One of life’s joys is watching a master working at his craft. The master in question was one of my friends. His craft — saving money. my wife and I took a weekend trip to Indiana with him and his wife and another couple. We left home early in the morning and stopped at the Auburn-Cord-Duesenberg Museum in Auburn just before lunch.
After touring the museum, we looked for somewhere to eat lunch. Somebody spotted a Subway, so we parked in the lot of a burger joint next door. We walked over to Subway, and my friend pulled out coupons that allowed all of us to buy our sandwiches for half price. He had filled a cooler with pop so we wouldn’t have to buy any on the trip. We sat in the van in the burger joint parking lot while we ate, then walked across the road to a Dairy Queen for dessert.
We drove to Fort Wayne and stopped at a Plaza Inn because my friend could get a room for half price with his entertainment card. He had encouraged the rest of us to borrow cards from someone, but we were unable to do so. No problem.
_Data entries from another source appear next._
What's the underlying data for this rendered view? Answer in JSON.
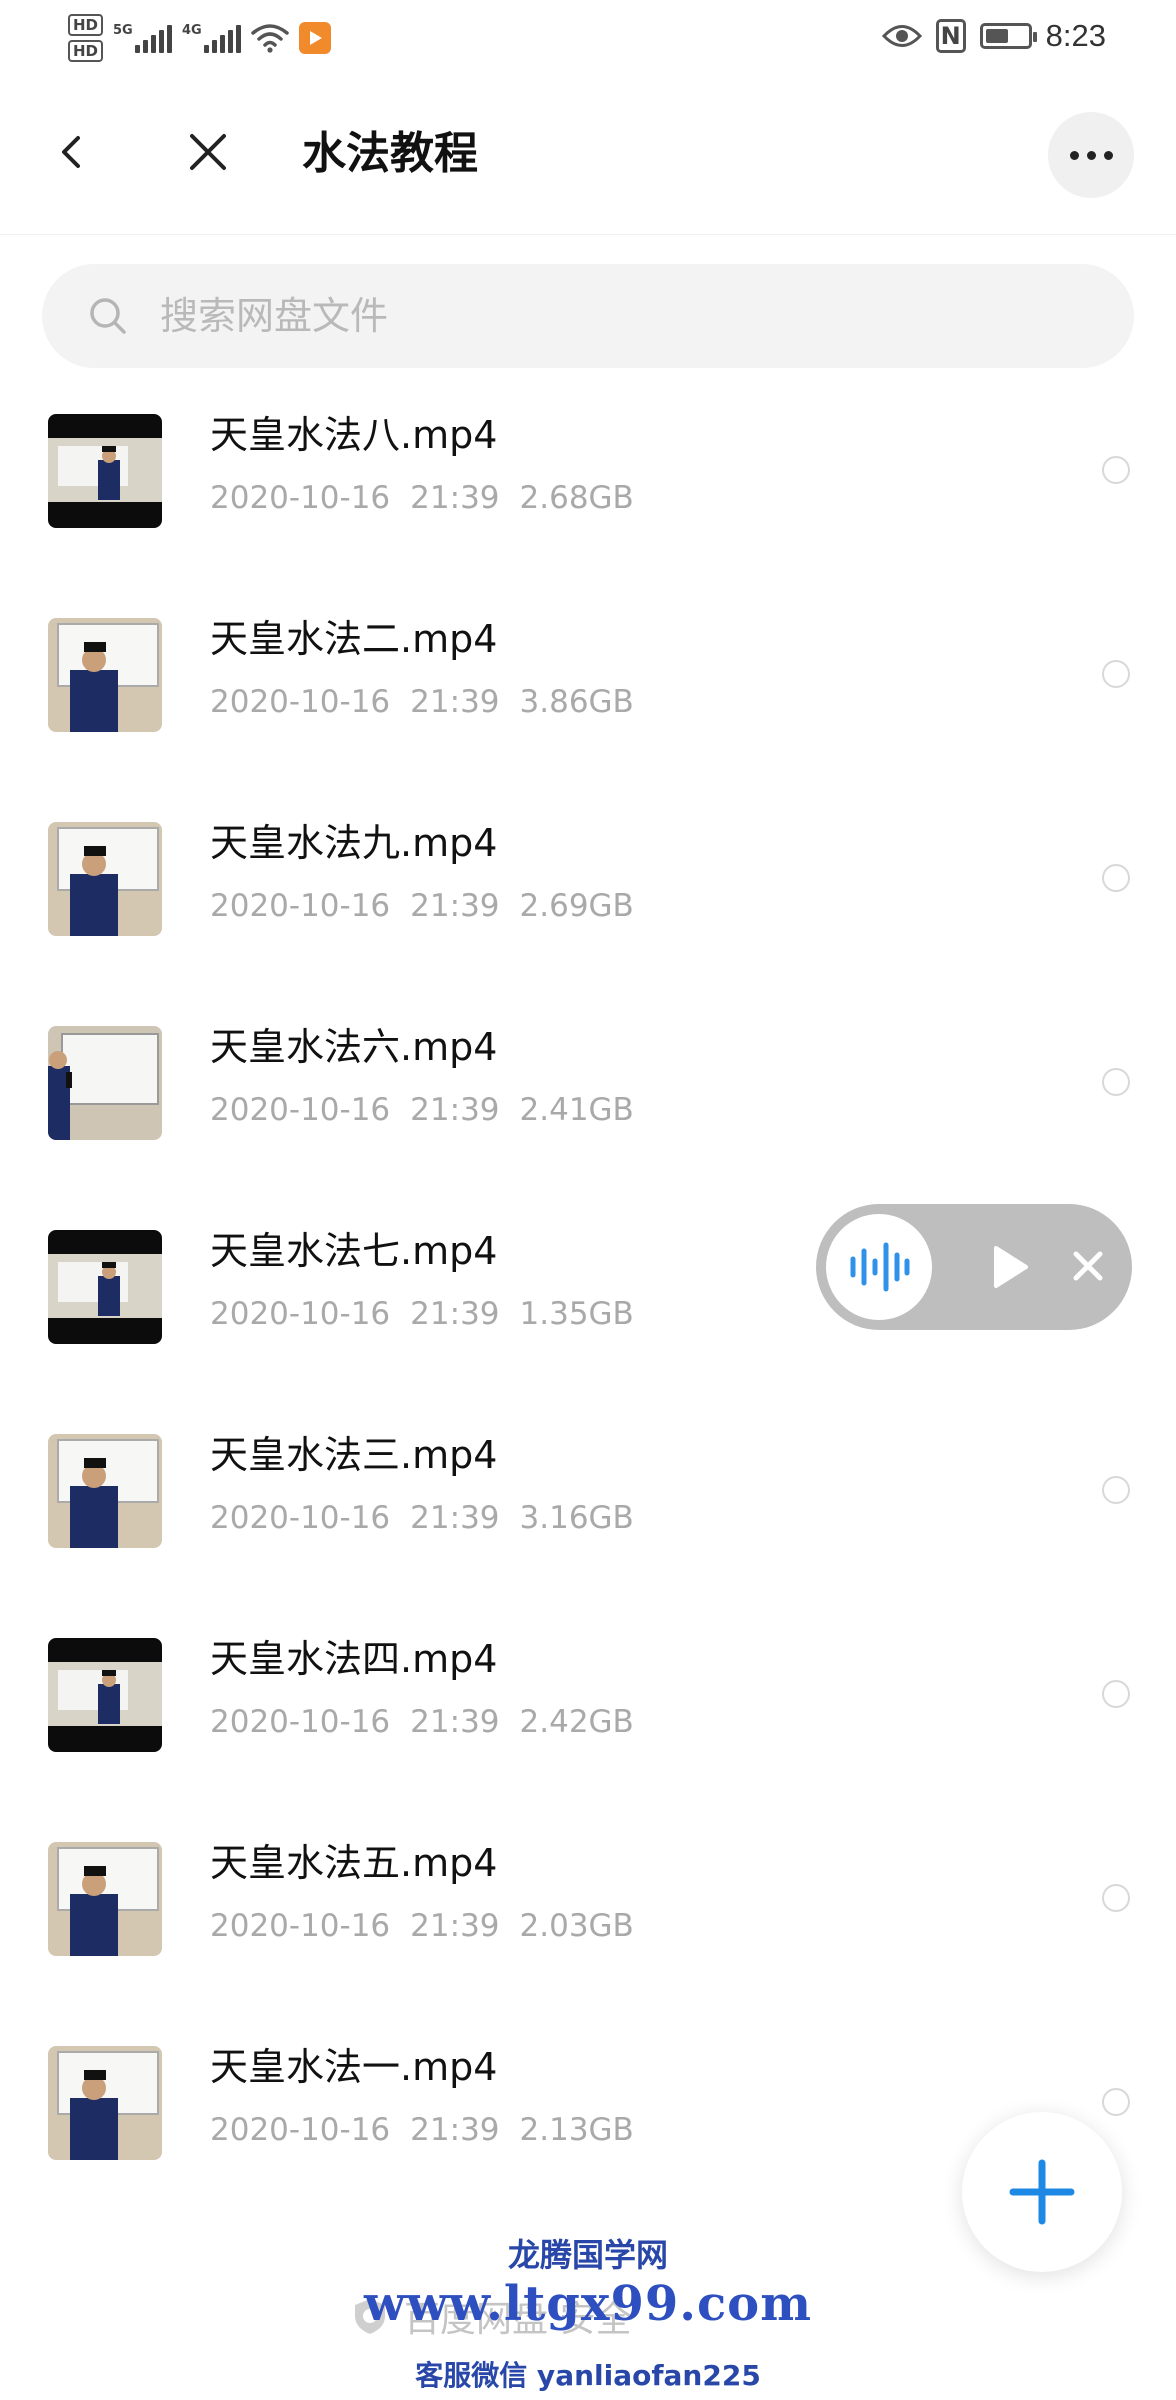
{
  "status_bar": {
    "hd1": "HD",
    "hd2": "HD",
    "net1": "5G",
    "net2": "4G",
    "time": "8:23"
  },
  "header": {
    "title": "水法教程",
    "back_icon": "chevron-left-icon",
    "close_icon": "close-icon",
    "more_icon": "more-dots-icon"
  },
  "search": {
    "placeholder": "搜索网盘文件"
  },
  "files": [
    {
      "name": "天皇水法八.mp4",
      "date": "2020-10-16",
      "time": "21:39",
      "size": "2.68GB",
      "thumb_style": "dark"
    },
    {
      "name": "天皇水法二.mp4",
      "date": "2020-10-16",
      "time": "21:39",
      "size": "3.86GB",
      "thumb_style": "light"
    },
    {
      "name": "天皇水法九.mp4",
      "date": "2020-10-16",
      "time": "21:39",
      "size": "2.69GB",
      "thumb_style": "light"
    },
    {
      "name": "天皇水法六.mp4",
      "date": "2020-10-16",
      "time": "21:39",
      "size": "2.41GB",
      "thumb_style": "board"
    },
    {
      "name": "天皇水法七.mp4",
      "date": "2020-10-16",
      "time": "21:39",
      "size": "1.35GB",
      "thumb_style": "dark"
    },
    {
      "name": "天皇水法三.mp4",
      "date": "2020-10-16",
      "time": "21:39",
      "size": "3.16GB",
      "thumb_style": "light"
    },
    {
      "name": "天皇水法四.mp4",
      "date": "2020-10-16",
      "time": "21:39",
      "size": "2.42GB",
      "thumb_style": "dark"
    },
    {
      "name": "天皇水法五.mp4",
      "date": "2020-10-16",
      "time": "21:39",
      "size": "2.03GB",
      "thumb_style": "light"
    },
    {
      "name": "天皇水法一.mp4",
      "date": "2020-10-16",
      "time": "21:39",
      "size": "2.13GB",
      "thumb_style": "light"
    }
  ],
  "floating_player": {
    "wave_icon": "audio-wave-icon",
    "play_icon": "play-icon",
    "close_icon": "close-icon"
  },
  "fab": {
    "icon": "plus-icon"
  },
  "footer": {
    "note": "百度网盘  安全"
  },
  "watermark": {
    "line1": "龙腾国学网",
    "line2": "www.ltgx99.com",
    "line3": "客服微信 yanliaofan225"
  },
  "colors": {
    "accent": "#1e88e5",
    "muted_text": "#a9a9a9",
    "watermark": "#2d4fc0"
  }
}
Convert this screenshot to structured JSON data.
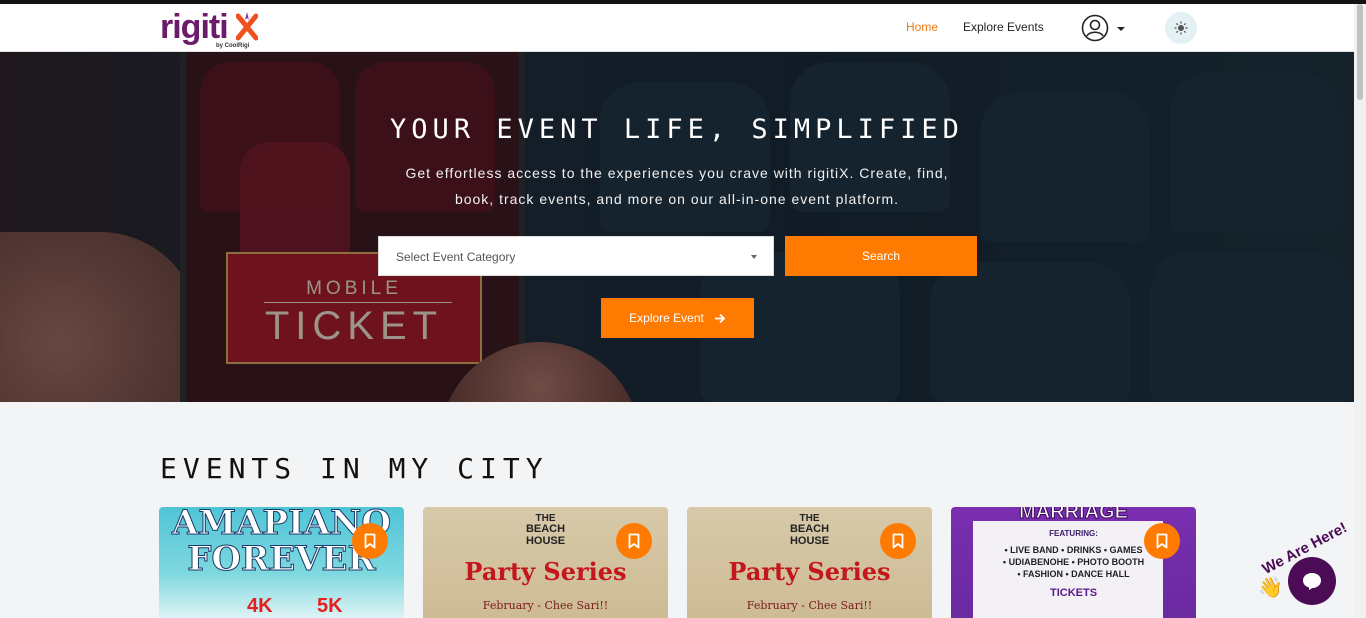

My friend simply convinced the desk clerk to allow him to register all three rooms under his name and get the discount on all three.
The main purpose of the trip was to see a Fort Wayne Wizard game at their new stadium. We drove to the stadium mid-afternoon to buy our tickets. We asked for the best tickets they had. Nope. The game was sold out. We asked for standing-room-only tickets. Nope. We asked if we could get in if season ticket holders didn’t show up. Nope. We explained that we had come the whole way from Chicago to see the game. Nope.
We left the park and visited Fort Wayne (the fort, not the city). We were making alternative plans for the evening, but my thrifty friend wasn’t about to give up. He requested that we head back to the park.
We sat in the van while the he and his wife walked off toward the stadium. They wandered around asking everybody they ran into for tickets. Nope. They found a vendors’ entrance that was opened and walked into the park, intending to find the main office and ask there or, failing that, take some pictures of the park to say they’d been there.
It just so happened that the Wizards were playing the Kane County Cougars, whose games the my friend and his wife attend on a regular basis. The Cougars were taking batting practice, so they sat down and watched for a while. Then my friend called to Brian Peterson, Cougar pitching coach, and motioned him to come over. He told him our tale of woe and asked if there might be any player passes available. Brian said sure, he’d be glad to help out. He told us to call at the will-call window half an hour before game time and the tickets would be waiting — and free.
We had two hours to kill, so we went back to the hotel and rested. Back at the stadium, we were surprised to discover that we had to pay to park — even my friend can’t do it all. But Brian Peterson had kept his promise. We were ushered to a side gate and told we could sit anywhere in the general admission seats. The park was jammed, and the only seats we could find were way down the left-field line by the Cougars’ bullpen, just a few feet from the outside wall.
And there the fun ended. The game was dull. the benches had no back and were made of ribbed metal that gave me numb-butt, and the view was lousy. But it was free.
My friend had one more moment in store. We were planning on driving to South Bend on Sunday to see the Cougars play the South Bend White Sox. With one out in the bottom of the ninth, he went down and stood by the fence near the Cougars’ bullpen.
As soon as the game ended, the pitchers took off for the infield, but my friend was quicker. He called one of the pitchers — Matt Donahue — over and said, “Brian Peterson gave us passes for tonight’s game. We are going to be in South Bend tomorrow. Do you think you could get us tickets?” Donahue looked trapped, but he took our names and said he would do it.
The Wizards lost 4-2.